That being said, investors should not count on the same kind of multiple expansion, if any, in 2014. Equities are more likely to be driven by earnings growth, which means investors should roll out a new game plan this year. Heavily weighting equities with solid earnings prospects, lower volatility and reasonable valuations seems like a logical play.
Two equities meet these criteria and should outperform the market in 2014.
I continue to believe that Apple (AAPL) is one of the most undervalued large-cap stocks in the market. Although the stock had a roller coaster of a year, the shares ended 2013 pretty much where they started.
This should change in 2014. When Apple reports quarterly earnings later this month, it should deliver the first year-over-year earnings growth in more than a year. Margins should stabilize. In addition, its distribution deal with NTT DoCoMo (DCM) and its 60 million subscribers should deliver revenue growth and market share gains in Japan starting this quarter. Next quarter, the deal with China Mobile (CHL) should be a positive catalyst for growth in the Middle Kingdom.
Apple is just plain cheap at these levels. Even without its more than $140 billion hoard of net cash and marketable securities, the shares sell for 8x forward earnings. This is just about half the overall market multiple. The stock also has a 2.3% yield, is returning $8 billion to $10 billion per quarter to shareholders via dividends and stock repurchases, and revenue should grow in the 7% to 9% range in 2014.
After pulling back some 15% over the past couple of months on falling oil prices, Continental Resources (CLR) is offering an attractive entry point. Continental is the largest leaseholder in the Bakken Shale and it has seen production grow about 45% annually over the past three years. Growth should slow, but the company still should be able to deliver robust 20% annual production increases in the years ahead.

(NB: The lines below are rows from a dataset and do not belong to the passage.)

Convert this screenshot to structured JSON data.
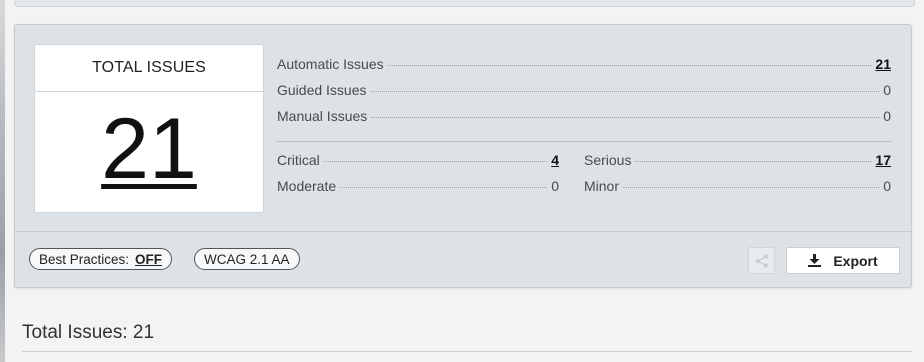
{
  "total": {
    "title": "TOTAL ISSUES",
    "count": "21"
  },
  "issue_types": [
    {
      "label": "Automatic Issues",
      "value": "21"
    },
    {
      "label": "Guided Issues",
      "value": "0"
    },
    {
      "label": "Manual Issues",
      "value": "0"
    }
  ],
  "severity": {
    "critical": {
      "label": "Critical",
      "value": "4"
    },
    "serious": {
      "label": "Serious",
      "value": "17"
    },
    "moderate": {
      "label": "Moderate",
      "value": "0"
    },
    "minor": {
      "label": "Minor",
      "value": "0"
    }
  },
  "footer": {
    "best_practices_label": "Best Practices:",
    "best_practices_value": "OFF",
    "standard": "WCAG 2.1 AA",
    "export_label": "Export",
    "share_icon": "share-icon",
    "export_icon": "download-icon"
  },
  "summary_heading": "Total Issues: 21",
  "colors": {
    "panel_bg": "#dde2e6",
    "link_text": "#111111"
  }
}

Given those growth prospects, the stock is providing an attractive valuation of around 14.5X forward earnings. The company has a consistent history of beating bottom-line estimates and is priced at 8x operating cash flow. It was just named as one of Barclays' top two picks in the large-cap energy space, and the stocks sells more than 25% below the mean price target held by the 28 analysts that cover the shares.

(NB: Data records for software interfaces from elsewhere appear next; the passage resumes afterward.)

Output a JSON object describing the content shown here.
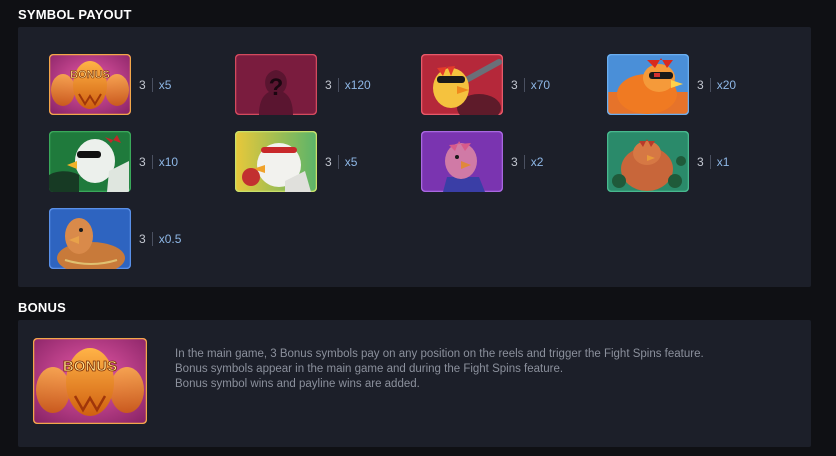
{
  "sections": {
    "payout_title": "SYMBOL PAYOUT",
    "bonus_title": "BONUS"
  },
  "symbols": [
    {
      "id": "bonus",
      "icon": "bonus-egg-icon",
      "count": "3",
      "multiplier": "x5",
      "label": "BONUS"
    },
    {
      "id": "mystery",
      "icon": "mystery-symbol-icon",
      "count": "3",
      "multiplier": "x120",
      "label": "?"
    },
    {
      "id": "rooster-bat",
      "icon": "rooster-with-bat-icon",
      "count": "3",
      "multiplier": "x70"
    },
    {
      "id": "rooster-goggles",
      "icon": "rooster-goggles-icon",
      "count": "3",
      "multiplier": "x20"
    },
    {
      "id": "rooster-sunglasses",
      "icon": "rooster-sunglasses-icon",
      "count": "3",
      "multiplier": "x10"
    },
    {
      "id": "rooster-boxer",
      "icon": "rooster-boxer-icon",
      "count": "3",
      "multiplier": "x5"
    },
    {
      "id": "rooster-purple",
      "icon": "rooster-purple-icon",
      "count": "3",
      "multiplier": "x2"
    },
    {
      "id": "rooster-fat",
      "icon": "rooster-fat-icon",
      "count": "3",
      "multiplier": "x1"
    },
    {
      "id": "rooster-muscle",
      "icon": "rooster-muscle-icon",
      "count": "3",
      "multiplier": "x0.5"
    }
  ],
  "bonus": {
    "icon": "bonus-egg-icon",
    "label": "BONUS",
    "lines": [
      "In the main game, 3 Bonus symbols pay on any position on the reels and trigger the Fight Spins feature.",
      "Bonus symbols appear in the main game and during the Fight Spins feature.",
      "Bonus symbol wins and payline wins are added."
    ]
  },
  "colors": {
    "background": "#0f1014",
    "panel": "#1c1f29",
    "multiplier": "#8eb7e6",
    "bonus_bg": "#b0357a",
    "egg": "#f0891c"
  }
}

Neither of these large-cap selections is going to quadruple like Netflix (NFLX) did in 2013; however, they should deliver solid earnings growth, sport attractive valuations and outperform the market in a more challenging 2014 environment.